Hannah Wilke used her art to transform perceptions of the vagina, the nude female form, and her own cancer-ridden body. Wilke’s first formal pieces in the 1960s were shapes folded like fortune cookies to represent vulvas, a form she repeated with terra cotta, lint, chewing gum, and other items, using the repetition of form to take some of the taboo out of female genitalia and the disposable materials to reclaim the negative as art. In 1974, she began her Starification series, photographing herself semi-nude and covered with vaginal-shaped pieces of chewing gum that appear like scars, and began teaching at the School for Visual Arts. In 1987, after she was diagnosed with lymphoma, she showed a series of abstract watercolors she had been painting on her face as B.C., before consciousness of her cancer.

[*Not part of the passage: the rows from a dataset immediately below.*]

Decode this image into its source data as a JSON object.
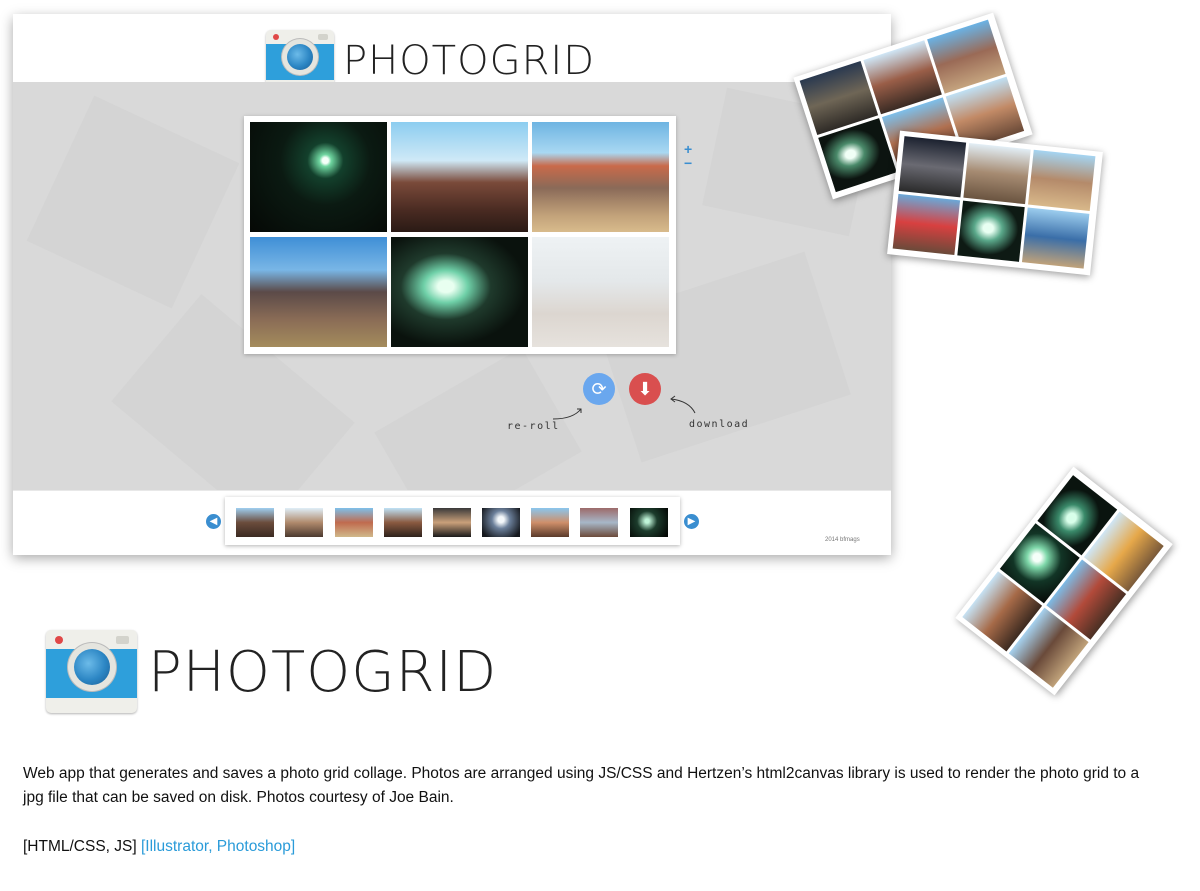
{
  "app": {
    "logo_text": "PHOTOGRID",
    "zoom_in_label": "+",
    "zoom_out_label": "−",
    "reroll_icon": "refresh-icon",
    "download_icon": "cloud-download-icon",
    "reroll_label": "re-roll",
    "download_label": "download",
    "prev_icon": "arrow-left-icon",
    "next_icon": "arrow-right-icon",
    "copyright": "2014 bfmags",
    "colors": {
      "accent": "#3a8ed0",
      "reroll": "#6aa7ee",
      "download": "#d94f4f",
      "main_bg": "#d9d9d9"
    }
  },
  "grid_photos": [
    {
      "name": "night-stage-light"
    },
    {
      "name": "festival-crowd-tower"
    },
    {
      "name": "festival-flags-walkway"
    },
    {
      "name": "crowd-sitting-grass"
    },
    {
      "name": "lit-food-stall-night"
    },
    {
      "name": "faded-empty-slot"
    }
  ],
  "thumbnails": [
    "thumb-1",
    "thumb-2",
    "thumb-3",
    "thumb-4",
    "thumb-5",
    "thumb-6",
    "thumb-7",
    "thumb-8",
    "thumb-9"
  ],
  "brand": {
    "logo_text": "PHOTOGRID"
  },
  "description": {
    "text": "Web app that generates and saves a photo grid collage. Photos are arranged using JS/CSS and  Hertzen’s html2canvas library is used to render the photo grid to a jpg file that can be saved on disk. Photos courtesy of Joe Bain.",
    "tech": "[HTML/CSS, JS]",
    "tools": "[Illustrator, Photoshop]"
  }
}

In 1991, she collaborated with her husband, Donald Goddard, on what she had hoped to call Cured but finally titled Intra-Venus, a series of photographs and mixed-media documenting her illness.
How to cite this page

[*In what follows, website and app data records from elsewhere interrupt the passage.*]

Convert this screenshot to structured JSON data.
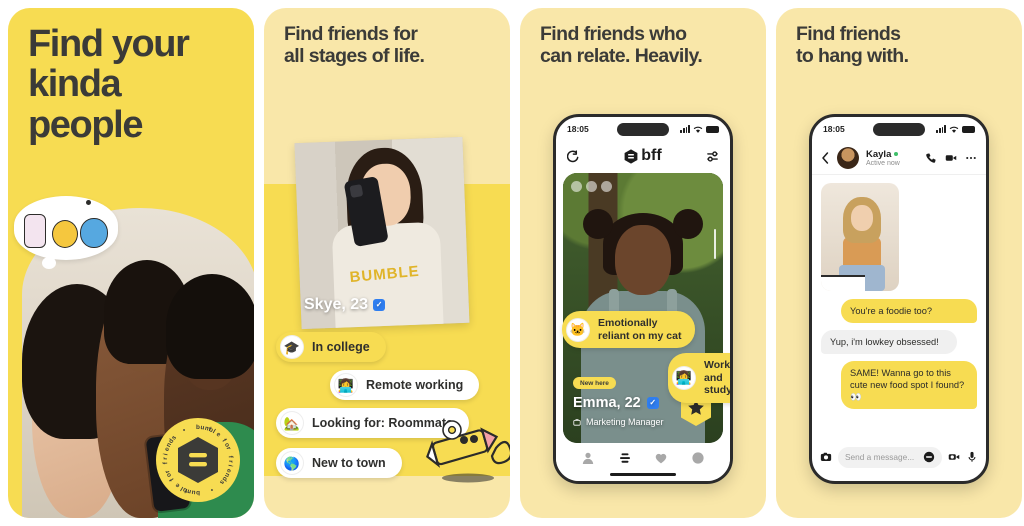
{
  "gallery": {
    "panels": [
      {
        "id": "panel-1",
        "headline": "Find your\nkinda\npeople",
        "background_color": "#F7DC52",
        "badge": {
          "ring_text": "bumble for friends  •  bumble for friends  •  ",
          "logo": "bumble-hexagon-logo"
        },
        "illustration": "thought-bubble-cartoon-characters",
        "photo_alt": "three-friends-taking-selfie"
      },
      {
        "id": "panel-2",
        "headline": "Find friends for\nall stages of life.",
        "background_color": "#F9E7A9",
        "profile": {
          "name_age": "Skye, 23",
          "verified": true,
          "photo_alt": "woman-in-bumble-sweatshirt-mirror-selfie"
        },
        "pills": [
          {
            "label": "In college",
            "icon": "graduation-cap-icon",
            "glyph": "🎓",
            "style": "yellow"
          },
          {
            "label": "Remote working",
            "icon": "person-laptop-icon",
            "glyph": "👩‍💻",
            "style": "white"
          },
          {
            "label": "Looking for: Roommate",
            "icon": "house-icon",
            "glyph": "🏡",
            "style": "white"
          },
          {
            "label": "New to town",
            "icon": "globe-icon",
            "glyph": "🌎",
            "style": "white"
          }
        ],
        "mascot": "pencil-character-peace-sign"
      },
      {
        "id": "panel-3",
        "headline": "Find friends who\ncan relate. Heavily.",
        "background_color": "#F9E7A9",
        "phone": {
          "status_time": "18:05",
          "app_name": "bff",
          "back_icon": "back-arrow-icon",
          "filter_icon": "filters-icon",
          "profile": {
            "badge": "New here",
            "name_age": "Emma, 22",
            "verified": true,
            "job": "Marketing Manager",
            "job_icon": "briefcase-icon",
            "photo_alt": "woman-with-space-buns-outdoors-under-tree"
          },
          "pills": [
            {
              "label": "Emotionally\nreliant on my cat",
              "icon": "cat-icon",
              "glyph": "🐱",
              "style": "yellow"
            },
            {
              "label": "Working\nand studying",
              "icon": "person-laptop-icon",
              "glyph": "👩‍💻",
              "style": "yellow"
            }
          ],
          "super_swipe_icon": "star-hexagon-icon",
          "nav": [
            {
              "icon": "profile-icon",
              "active": false
            },
            {
              "icon": "bff-hive-icon",
              "active": true
            },
            {
              "icon": "heart-icon",
              "active": false
            },
            {
              "icon": "chats-icon",
              "active": false
            }
          ]
        }
      },
      {
        "id": "panel-4",
        "headline": "Find friends\nto hang with.",
        "background_color": "#F9E7A9",
        "phone": {
          "status_time": "18:05",
          "chat": {
            "back_icon": "back-arrow-icon",
            "contact_name": "Kayla",
            "status": "Active now",
            "online": true,
            "actions": [
              {
                "icon": "phone-call-icon"
              },
              {
                "icon": "video-camera-icon"
              },
              {
                "icon": "more-options-icon"
              }
            ],
            "shared_photo_alt": "woman-eating-sandwich",
            "messages": [
              {
                "from": "me",
                "text": "You're a foodie too?"
              },
              {
                "from": "them",
                "text": "Yup, i'm lowkey obsessed!"
              },
              {
                "from": "me",
                "text": "SAME! Wanna go to this cute new food spot I found?  👀"
              }
            ],
            "input_placeholder": "Send a message...",
            "input_value": "",
            "composer_icons": [
              {
                "icon": "camera-icon"
              },
              {
                "icon": "emoji-icon"
              },
              {
                "icon": "video-message-icon"
              },
              {
                "icon": "microphone-icon"
              }
            ]
          }
        }
      }
    ]
  },
  "colors": {
    "brand_yellow": "#F7DC52",
    "cream": "#F9E7A9",
    "ink": "#3B3B38",
    "verified_blue": "#2F7EF0",
    "online_green": "#3FBF6A"
  }
}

Jewish Women's Archive. "Hannah Wilke." (Viewed on January 27, 2015) <http://jwa.org/people/wilke-hannah>.